According to the International Energy Agency, the world will need 100 carbon capture and storage (CCS) plants by 2020 and 3400 by 2050 in order to reduce greenhouse gas emissions by half. That equates to building a CCS plant every three days from 2020. At present, however, there is not a single large-scale CCS facility … Continue reading »

Did the earthquake, not the tsunami, knock out the Fukushima Daiichi reactors?

A devastating tsunami, caused by a 9.0 magnitude earthquake on March 11, washed over the Fukushima Daiichi nuclear plant in Japan and knocked out its emergency power systems, thus leading to a catastrophic loss of coolant and three core meltdowns. That is how the official story goes. But did the earthquake, measuring a comparatively weak … Continue reading »

Germany’s giant utilities are posting losses and slashing jobs – what’s going on?

German utility E.ON posted its first ever quarterly loss and is laying off up to 11,000 workers. Compatriot RWE is up the creek following Frau Merkel’s decision to abandon nuclear power. And investors are no longer deeming these utilities a ‘safe haven’ in turbulent financial times. What is going on? E.ON Germany’s biggest utility has … Continue reading »

Gazprom, Renova deal “dead in the water” reports FT

The proposed merger of Russian energy giant Gazprom’s power assets with those of Victor Vekselberg’s Renova Group, which would effectively re-nationalize Russia’s power sector, is ”dead in the water” reports the Financial Times.
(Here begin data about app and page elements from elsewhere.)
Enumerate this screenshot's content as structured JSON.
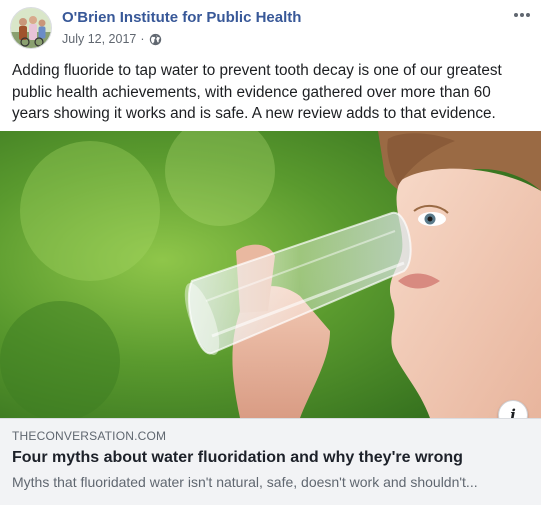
{
  "post": {
    "page_name": "O'Brien Institute for Public Health",
    "date": "July 12, 2017",
    "separator": "·",
    "privacy_icon": "globe-icon",
    "more_icon": "more-options-icon",
    "text": "Adding fluoride to tap water to prevent tooth decay is one of our greatest public health achievements, with evidence gathered over more than 60 years showing it works and is safe. A new review adds to that evidence."
  },
  "link_preview": {
    "domain": "THECONVERSATION.COM",
    "title": "Four myths about water fluoridation and why they're wrong",
    "description": "Myths that fluoridated water isn't natural, safe, doesn't work and shouldn't...",
    "info_icon": "info-icon",
    "info_label": "i"
  },
  "colors": {
    "page_name": "#385898",
    "meta_text": "#606770",
    "body_text": "#1c1e21",
    "preview_bg": "#f2f3f5"
  }
}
The newspaper says Russian authorities  have reached a consensus in opposition to the Gazprom’s plan to create the largest electricity generation company in Russia. … Continue reading »

Siemens splits renewables division into wind, solar/hydro units

Effective  October 1, Siemens is to split its renewables business into two units: Wind Power and Solar & Hydro. Wind turbines, solar power and components for hydro power plants form part of Siemens’ “Environmental Portfolio”, for which revenue totalled €28 billion ($40 billion) in 2010. Michael Suess, CEO of Siemens Energy, said: “We’re separating solar and … Continue reading »

Fukushima kills off UK’s Sellafield white elephant

After just ten years of troubled operation, the UK government-owned Nuclear Decommissioning Authority’s £1.4 billion Sellafield MOX Plant (SMP) is to be shut down. Built in 1996, but opened five years later, the SMP was designed to produce 120 tonnes of mixed-oxide nuclear fuel – a mixture of plutonium and depleted uranium – per year … Continue reading »

Britain to return to Electricity Pool if Labour elected in 2014/15?

UK Shadow Secretary for Energy and Climate Change Meg Hillier MP has written a very interesting article for the Labour-supporting blog Labour List, in which she proposes yet another electricity market reform, which sounds very similar to the Central Electricity Generating Board’s (CEGB) Electricity Pool model dismantled in 2001. The CEGB’s Pool required virtually all electricity … Continue reading »

Siemens to team up with Power Machines to supply gas turbines for Russia & CIS

Siemens is to create a joint venture with Russian manufacturer Power Machines OJSC to supply engineering, manufacturing and servicing of gas turbines in Russia and the other countries within the Commonwealth of Independent States (CIS). In a statement the German conglomerate said the joint venture, in which it will hold a 65 per cent stake, would … Continue reading »